This book is a quick read that doesn’t need to be read cover to cover. It is full of innovative lessons that will turn your everyday writing lessons up a notch. Oczkus takes traditional, everyday writing lessons and adds a twist that helps students produce better writing. Some of my favorite lessons include: Noisy Poems, Weekend Webs, Patterned Writing, and Guided Report Writing. The lessons in this book include graphic organizers, examples of the lesson ‘in action,’ and they are easily implemented. This is the perfect resource to spice up your writing block!
Personal Connection: Writing has been my professional goal for years. I’ve taken a lot of classes and read a lot of professional literature on writing from experts such as Fountas & Pinnell, Lucy Caulkins, Katie Wood Ray, and Reggie Routeman (who are referenced in Oczkus’ book too). By following their lead, I feel pretty comfortable with how I run writer’s workshop in my classroom. Do my students have a separate writing block everyday? Check. Do my students know to finish a story and start a new one? Check. Are they given opportunities for collaborating with a friend when necessary? Check. Do they have writing journals? Check. Do they have opportunities to self select what they write? Check. Are they also given mini lessons on writing different genres? Check. Do they know how to edit, revise, and publish a story? Check. Do they have access to the ‘tools’ they need as writers (quick words, dictionaries, thesaurus, pens, markers, etc.)? Check. Do they have books to “publish” their best work? Check. Do we have author celebrations when they publish their work? Check. The problem I always run into is, “Now what?” My students have good writing stamina, good story ideas, enthusiasm for writing, but there’s still something missing. Their writing is usually good, but it isn’t GREAT. There’s definitely room for improvement. Just like reading, our little writers have to develop a self-extending system. They have to think of an idea, write that idea down, remember how to spell the words they want to write, use correct punctuation, all while keeping in mind that their story must follow a logical sequence with interesting details, etc. That’s a lot to ask of a 7 year old. But we do. The middle of second grade is when we really expect things to come together, to see students use all those strategies flexibly to create a good story. But what do we do if students have all the right pieces but it doesn’t come together? What about the students who have a self extending system but need to practice doing it better? Sometimes I feel like a mechanic with all the parts but no manual on how to put the engine together, let alone how to make sure the car runs. Most of the time I can start the engine, but I’m still not sure how to tune the torque and horsepower.

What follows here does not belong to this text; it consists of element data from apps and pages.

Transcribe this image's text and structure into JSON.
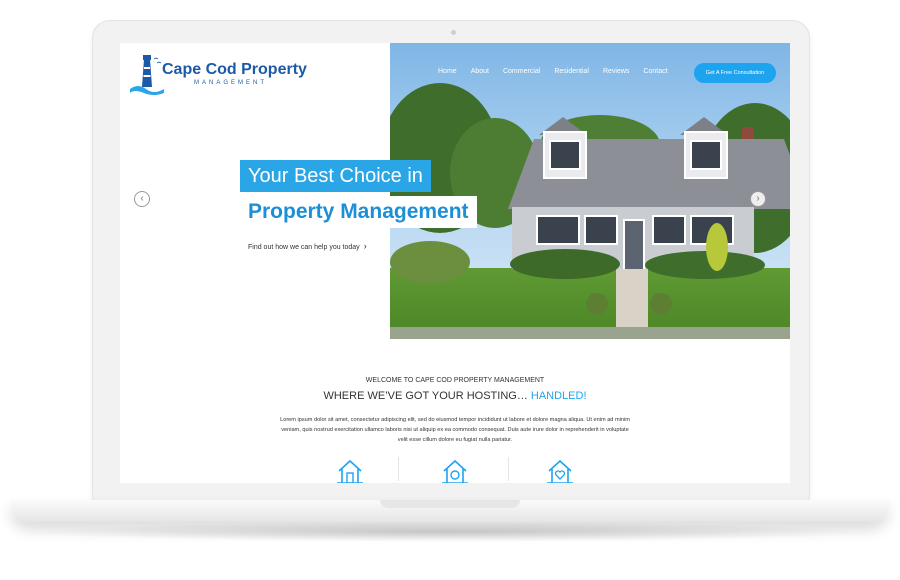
{
  "brand": {
    "title": "Cape Cod Property",
    "subtitle": "MANAGEMENT",
    "color": "#1c5aa8"
  },
  "nav": {
    "items": [
      "Home",
      "About",
      "Commercial",
      "Residential",
      "Reviews",
      "Contact"
    ],
    "cta": "Get A Free Consultation",
    "cta_color": "#1ea3ef"
  },
  "hero": {
    "headline_line1": "Your Best Choice in",
    "headline_line2": "Property Management",
    "link_text": "Find out how we can help you today",
    "link_arrow": "›",
    "prev_arrow": "‹",
    "next_arrow": "›",
    "accent_color": "#2aa5e6"
  },
  "content": {
    "welcome": "WELCOME TO CAPE COD PROPERTY MANAGEMENT",
    "tagline_main": "WHERE WE’VE GOT YOUR HOSTING… ",
    "tagline_highlight": "HANDLED!",
    "lorem": "Lorem ipsum dolor sit amet, consectetur adipiscing elit, sed do eiusmod tempor incididunt ut labore et dolore magna aliqua. Ut enim ad minim veniam, quis nostrud exercitation ullamco laboris nisi ut aliquip ex ea commodo consequat. Duis aute irure dolor in reprehenderit in voluptate velit esse cillum dolore eu fugiat nulla pariatur."
  },
  "features": {
    "icons": [
      "house-icon",
      "house-search-icon",
      "house-heart-icon"
    ]
  }
}
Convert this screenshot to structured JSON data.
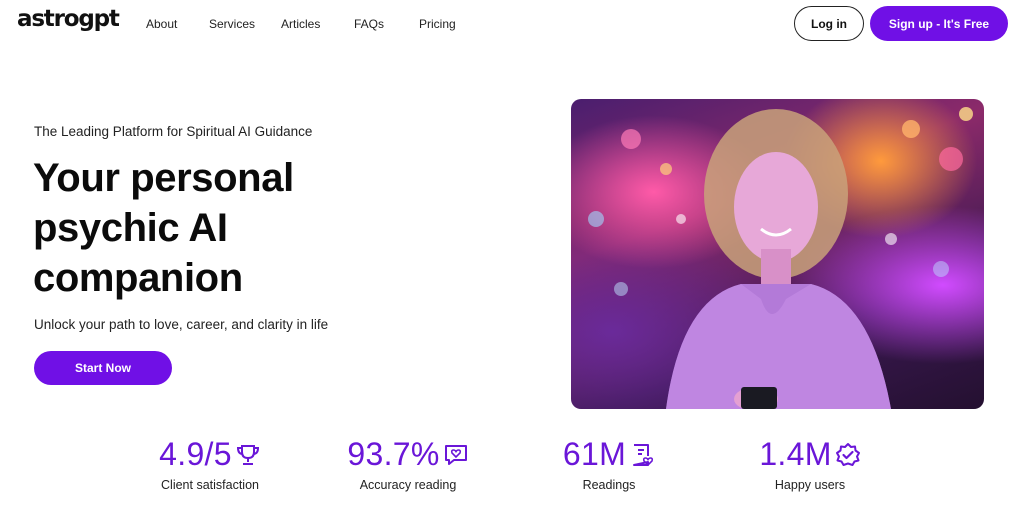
{
  "nav": {
    "logo": "astrogpt",
    "links": [
      "About",
      "Services",
      "Articles",
      "FAQs",
      "Pricing"
    ],
    "login_label": "Log in",
    "signup_label": "Sign up - It's Free"
  },
  "hero": {
    "tagline": "The Leading Platform for Spiritual AI Guidance",
    "headline": "Your personal psychic AI companion",
    "subline": "Unlock your path to love, career, and clarity in life",
    "cta_label": "Start Now",
    "image_icon": "woman-with-phone-photo"
  },
  "stats": [
    {
      "value": "4.9/5",
      "label": "Client satisfaction",
      "icon": "trophy-icon"
    },
    {
      "value": "93.7%",
      "label": "Accuracy reading",
      "icon": "heart-chat-icon"
    },
    {
      "value": "61M",
      "label": "Readings",
      "icon": "document-heart-icon"
    },
    {
      "value": "1.4M",
      "label": "Happy users",
      "icon": "verified-badge-icon"
    }
  ],
  "colors": {
    "accent": "#7010e6",
    "stat_text": "#6a16d8"
  }
}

This book really helped me fine tune the pieces I already had in place. It doesn’t spend a lot of time on theory, but instead focuses on practice. If you already run a writer’s workshop in your classroom and want to fine tune your students’ engines, this is the book for you! It helped me add premium fuel to my writing lessons.